═════ STORED DATA ═════

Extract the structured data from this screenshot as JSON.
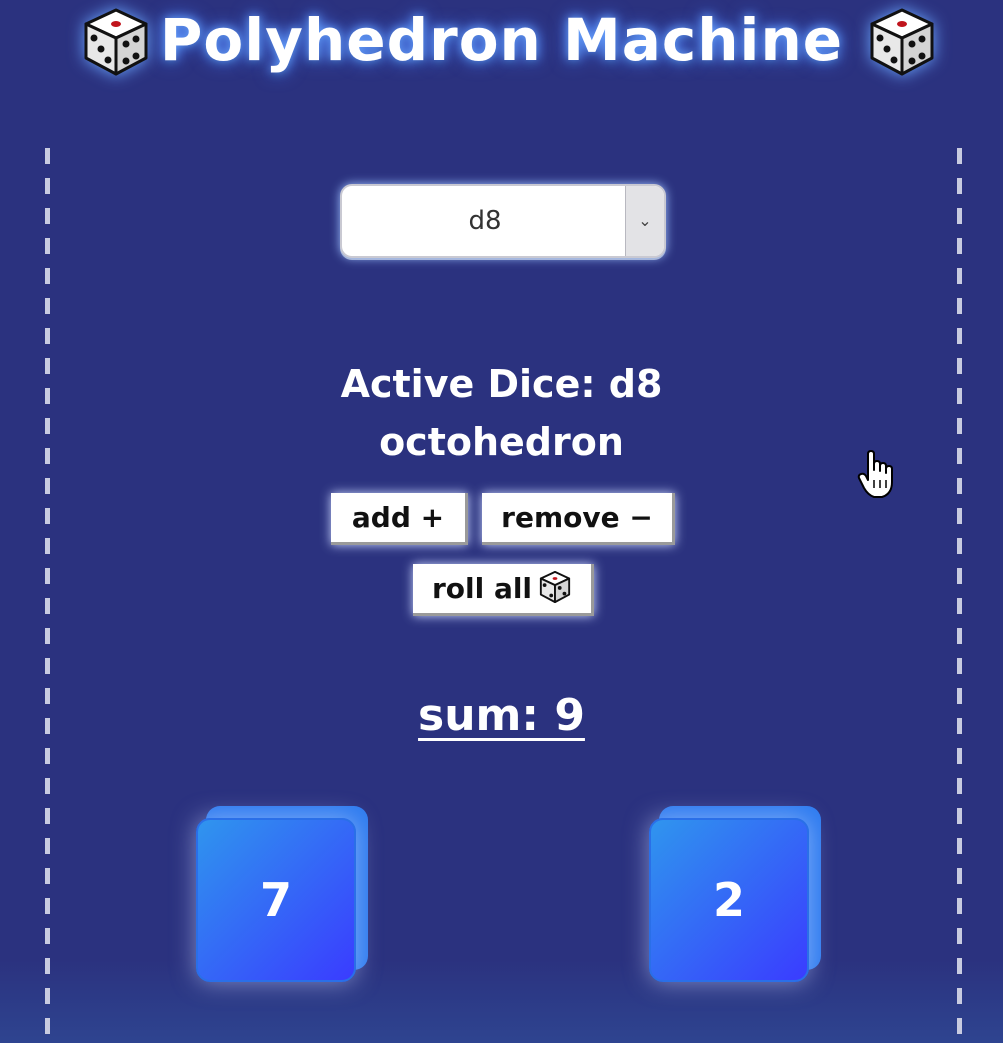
{
  "header": {
    "title": "Polyhedron Machine",
    "icon_left": "dice-icon",
    "icon_right": "dice-icon"
  },
  "dice_select": {
    "selected": "d8"
  },
  "active": {
    "label": "Active Dice: d8",
    "name": "octohedron"
  },
  "buttons": {
    "add": "add +",
    "remove": "remove −",
    "roll_all": "roll all"
  },
  "sum": {
    "label": "sum: 9"
  },
  "dice": [
    {
      "value": "7"
    },
    {
      "value": "2"
    }
  ],
  "colors": {
    "background": "#2b327f",
    "die_gradient_start": "#2f95ee",
    "die_gradient_end": "#3a3cff"
  }
}
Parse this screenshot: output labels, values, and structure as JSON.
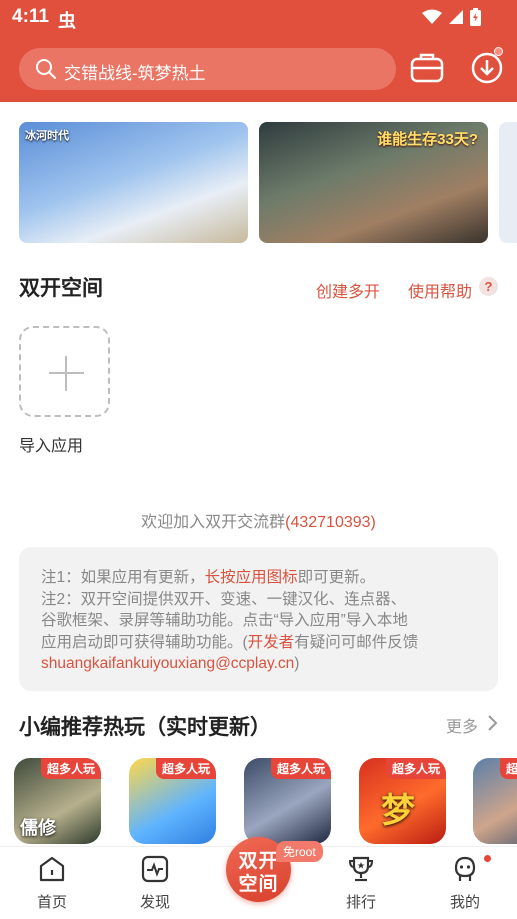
{
  "status_bar": {
    "time": "4:11",
    "app_glyph": "虫"
  },
  "search": {
    "text": "交错战线-筑梦热土"
  },
  "banners": [
    {
      "logo": "冰河时代",
      "title": "",
      "subtitle": ""
    },
    {
      "logo": "",
      "title": "谁能生存33天?",
      "subtitle": ""
    }
  ],
  "dual_space": {
    "title": "双开空间",
    "create_label": "创建多开",
    "help_label": "使用帮助",
    "help_badge": "?",
    "import_label": "导入应用"
  },
  "welcome": {
    "text": "欢迎加入双开交流群",
    "qq": "(432710393)"
  },
  "notes": {
    "line1_a": "注1：如果应用有更新，",
    "line1_b": "长按应用图标",
    "line1_c": "即可更新。",
    "line2": "注2：双开空间提供双开、变速、一键汉化、连点器、",
    "line3": "谷歌框架、录屏等辅助功能。点击“导入应用”导入本地",
    "line4_a": "应用启动即可获得辅助功能。(",
    "line4_b": "开发者",
    "line4_c": "有疑问可邮件反馈",
    "email": "shuangkaifankuiyouxiang@ccplay.cn",
    "close_paren": ")"
  },
  "recommend": {
    "title": "小编推荐热玩（实时更新）",
    "more_label": "更多",
    "games": [
      {
        "tag": "超多人玩",
        "art": "儒修"
      },
      {
        "tag": "超多人玩",
        "art": ""
      },
      {
        "tag": "超多人玩",
        "art": ""
      },
      {
        "tag": "超多人玩",
        "art": "梦"
      },
      {
        "tag": "超多人玩",
        "art": ""
      }
    ]
  },
  "nav": {
    "home": "首页",
    "discover": "发现",
    "center_line1": "双开",
    "center_line2": "空间",
    "root_badge": "免root",
    "rank": "排行",
    "mine": "我的"
  },
  "colors": {
    "brand": "#e0503d",
    "accent_text": "#d9533f",
    "tag": "#e8453a"
  }
}
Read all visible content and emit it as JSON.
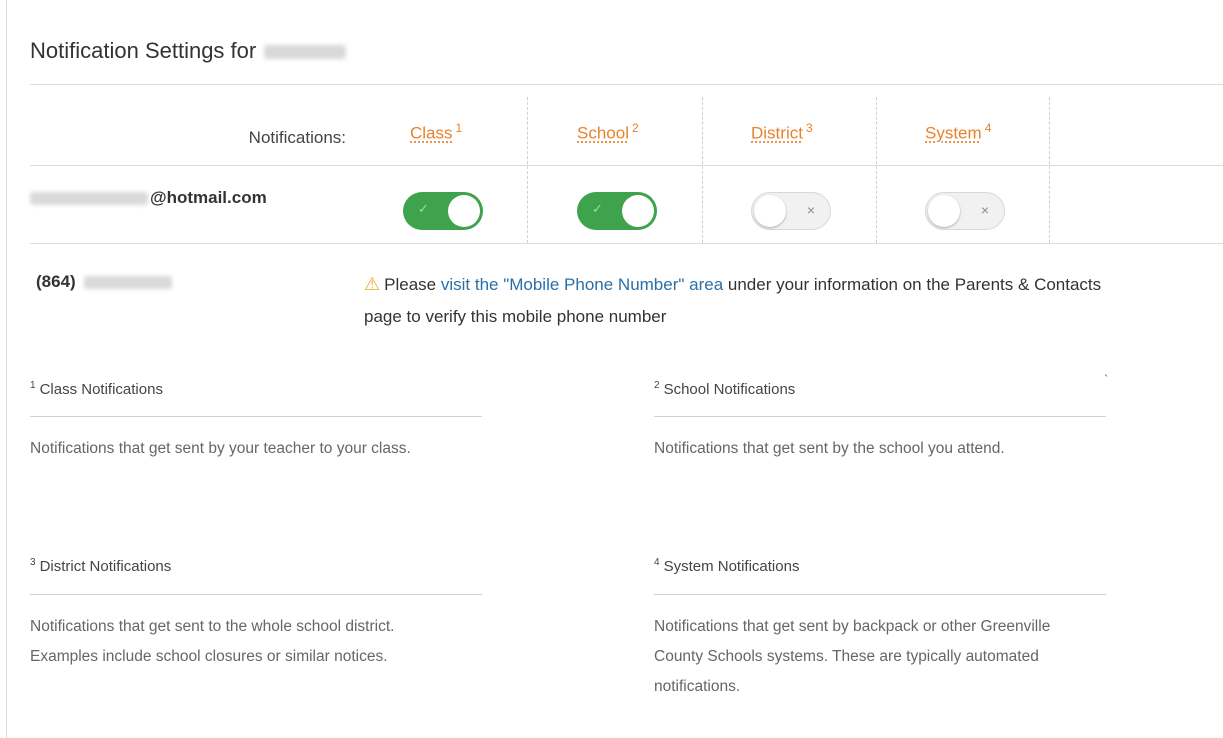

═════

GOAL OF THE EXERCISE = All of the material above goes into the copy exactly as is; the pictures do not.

FINAL ANSWER =
Extract the structured data from this screenshot as JSON.
{
  "header": {
    "title": "Polyhedron Machine",
    "icon_left": "dice-icon",
    "icon_right": "dice-icon"
  },
  "dice_select": {
    "selected": "d8"
  },
  "active": {
    "label": "Active Dice: d8",
    "name": "octohedron"
  },
  "buttons": {
    "add": "add +",
    "remove": "remove −",
    "roll_all": "roll all"
  },
  "sum": {
    "label": "sum: 9"
  },
  "dice": [
    {
      "value": "7"
    },
    {
      "value": "2"
    }
  ],
  "colors": {
    "background": "#2b327f",
    "die_gradient_start": "#2f95ee",
    "die_gradient_end": "#3a3cff"
  }
}
Parse this screenshot: output labels, values, and structure as JSON.
{
  "status_bar": {
    "time": "4:11",
    "app_glyph": "虫"
  },
  "search": {
    "text": "交错战线-筑梦热土"
  },
  "banners": [
    {
      "logo": "冰河时代",
      "title": "",
      "subtitle": ""
    },
    {
      "logo": "",
      "title": "谁能生存33天?",
      "subtitle": ""
    }
  ],
  "dual_space": {
    "title": "双开空间",
    "create_label": "创建多开",
    "help_label": "使用帮助",
    "help_badge": "?",
    "import_label": "导入应用"
  },
  "welcome": {
    "text": "欢迎加入双开交流群",
    "qq": "(432710393)"
  },
  "notes": {
    "line1_a": "注1：如果应用有更新，",
    "line1_b": "长按应用图标",
    "line1_c": "即可更新。",
    "line2": "注2：双开空间提供双开、变速、一键汉化、连点器、",
    "line3": "谷歌框架、录屏等辅助功能。点击“导入应用”导入本地",
    "line4_a": "应用启动即可获得辅助功能。(",
    "line4_b": "开发者",
    "line4_c": "有疑问可邮件反馈",
    "email": "shuangkaifankuiyouxiang@ccplay.cn",
    "close_paren": ")"
  },
  "recommend": {
    "title": "小编推荐热玩（实时更新）",
    "more_label": "更多",
    "games": [
      {
        "tag": "超多人玩",
        "art": "儒修"
      },
      {
        "tag": "超多人玩",
        "art": ""
      },
      {
        "tag": "超多人玩",
        "art": ""
      },
      {
        "tag": "超多人玩",
        "art": "梦"
      },
      {
        "tag": "超多人玩",
        "art": ""
      }
    ]
  },
  "nav": {
    "home": "首页",
    "discover": "发现",
    "center_line1": "双开",
    "center_line2": "空间",
    "root_badge": "免root",
    "rank": "排行",
    "mine": "我的"
  },
  "colors": {
    "brand": "#e0503d",
    "accent_text": "#d9533f",
    "tag": "#e8453a"
  }
}
Read all visible content and emit it as JSON.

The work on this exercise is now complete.